NEW YORK (AdAge.com) -- Ask any public relations honcho to name which agency consistently turns out effective consumer PR campaigns, and if they respond truthfully (remember these are PR pros we're talking about), they'll likely say Weber Shandwick. Even the fiercest of competitors routinely cite Weber as the one shop they least want to tangle with in a new business pitch.
The PR powerhouse brought in $50 million in new accounts last year, including the likes of Samsung, PepsiCo, HSBC, Juniper Networks, HP and Wisk. Consumer PR was a space hard hit by the recession, as Americans grasped for every last penny and traded down to private label brands. But Weber -- which elevated value messaging for several clients -- managed to grow its consumer business 5% nationally and more than 20% in its flagship New York office.
Along with new accounts, Weber grew business accounts like Unilever, American Airlines, ExxonMobil, Microsoft, Holiday Inn and Johnson & Johnson. It's worth noting too that while Weber's global revenues were slightly down to about $400 million, its U.S. revenues were up slightly -- a feat accomplished by few in the PR space in 2009.
But in many ways, Weber has always been an anomaly in finding success where others have not. After all, the agency, led by CEO Harris Diamond, Chairman Jack Leslie and President Andy Polansky, was formed in 2001 after a series of mergers between three shops. Agency mashups can be disastrous, but Weber's sum is better than its individual parts were.
Laurie Schalow, senior director of public relations at KFC, a Weber client since 2004, isn't surprised Weber managed to grow despite a tough economic environment. "I have worked with multiple agencies, and Weber is number one in terms of thinking creatively," Ms. Schalow said. "They bring us ideas that not only break through the clutter, but are brand-building, help generate sales and raise awareness."
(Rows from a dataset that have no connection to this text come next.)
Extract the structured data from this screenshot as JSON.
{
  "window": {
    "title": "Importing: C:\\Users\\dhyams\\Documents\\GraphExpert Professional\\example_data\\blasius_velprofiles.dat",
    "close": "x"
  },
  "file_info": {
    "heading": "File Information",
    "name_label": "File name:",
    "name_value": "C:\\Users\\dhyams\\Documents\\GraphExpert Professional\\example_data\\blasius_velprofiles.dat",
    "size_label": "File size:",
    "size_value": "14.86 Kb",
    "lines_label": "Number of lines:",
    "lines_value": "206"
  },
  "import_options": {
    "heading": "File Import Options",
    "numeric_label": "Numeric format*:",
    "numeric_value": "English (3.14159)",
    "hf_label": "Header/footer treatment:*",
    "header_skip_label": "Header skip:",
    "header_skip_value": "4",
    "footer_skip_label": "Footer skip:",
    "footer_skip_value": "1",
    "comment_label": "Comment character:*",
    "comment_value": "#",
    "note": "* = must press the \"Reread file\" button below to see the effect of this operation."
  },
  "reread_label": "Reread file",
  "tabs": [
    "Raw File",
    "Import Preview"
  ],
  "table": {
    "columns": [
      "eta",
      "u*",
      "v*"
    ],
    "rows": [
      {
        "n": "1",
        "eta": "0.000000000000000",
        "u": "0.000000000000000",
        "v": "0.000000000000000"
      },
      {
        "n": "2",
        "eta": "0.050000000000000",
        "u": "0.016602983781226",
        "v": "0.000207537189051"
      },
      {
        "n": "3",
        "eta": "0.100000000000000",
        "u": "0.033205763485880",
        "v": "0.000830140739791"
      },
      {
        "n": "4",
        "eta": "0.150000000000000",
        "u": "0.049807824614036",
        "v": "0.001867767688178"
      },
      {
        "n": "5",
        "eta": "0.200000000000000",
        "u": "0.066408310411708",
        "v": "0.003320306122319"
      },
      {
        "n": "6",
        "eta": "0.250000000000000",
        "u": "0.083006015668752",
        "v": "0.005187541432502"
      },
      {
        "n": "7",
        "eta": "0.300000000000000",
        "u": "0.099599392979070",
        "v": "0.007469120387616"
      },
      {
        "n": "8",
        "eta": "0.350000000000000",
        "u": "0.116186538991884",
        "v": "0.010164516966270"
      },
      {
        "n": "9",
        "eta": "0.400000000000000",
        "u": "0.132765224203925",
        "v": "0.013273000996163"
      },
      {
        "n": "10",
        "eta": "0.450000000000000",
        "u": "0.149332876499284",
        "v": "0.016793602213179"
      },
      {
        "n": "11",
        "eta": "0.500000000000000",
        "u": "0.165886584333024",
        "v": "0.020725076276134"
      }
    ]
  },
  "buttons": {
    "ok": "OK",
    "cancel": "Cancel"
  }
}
Last year, KFC charged Weber with developing the strategy and execution behind the brand's grilled-chicken launch, and the result was a national PR sensation that became the fast-food chain's most successful product launch in history, generating over 300 million media impressions. Weber planned the unveiling of the product at New York City's famed Friars Club, which was "unofficially" called the "UNFriars Club" for the event. And to promote KFC's commitment to always serving "fresh" and never frozen chicken, the agency "refreshed" potholes across the country and spray painted the KFC logo on them after they were repaired.
"I am aggressive ... we don't do traditional PR 101 type things, and they are right there with me," said Ms. Schalow.
For client Electrolux, which charged Weber with the task of launching its new laundry appliances while continuing to shed its image as the maker of grandma's vacuum, Weber went digital. With the help of celebrity spokeswoman Kelly Ripa, Weber targeted on-the-go women aged 35-55 with a virtual bake sale for charity, and got out the word about a digital cupcake app created by Electrolux's creative shop DDB. The Electrolux Cupcake Maker allowed visitors to design their own cupcakes on Ms. Ripa's online community Kelly Confidential and on the community Facebook page, sold limited-edition "Wear Your Heart on Your Sleeve" T-shirts and auctioned off a kitchen on eBay with 100% of the proceeds going to the Ovarian Cancer Research Fund.
The results were impressive. Electrolux laundry sales increased 61% during launch week compared to the week before; the target audience sent more than 165,000 cupcakes; Kelly Confidential got more than 174,000 visits, more than 3,000 Facebook fans, 904,000 page views and 43,800 new registered users; and more than $45,000 was donated to OCRF.
Mary Kay Kopf, CMO for Electrolux Major Appliances North America, said Weber's ability to integrate traditional and social elements enabled the company to interact with consumers at a new level. "It drove perception and awareness of our brand and helped make a tremendous impact on our sales," Ms. Kopf said. "They turned a launch campaign into a season that we can keep delivering every 90 days so we can stay fresh with our target consumers. We have built an extensive online community of people that are engaged with our brand and spreading awareness through word-of-mouth. And that's driving sales."
Weber is now staging social media efforts for more than 30% of its clients, and the digital practice was the agency's biggest area of growth last year. Mr. Polansky said: "More clients are looking to us to drive integrated campaigns, which we don't look at as online or offline, but inline. We're sitting in a great place to engage consumers across multiple platforms."
"The myth was there were online and offline people, and that's just not true," said Mr. Diamond. "You have to be talking to them everywhere, and that's where PR is the best tool for corporations now. More and more, we're becoming the brand stewards rather than the brand tactical executors. Our people are being asked to drive the programs, whereas in the past the creative or direct guys were driving."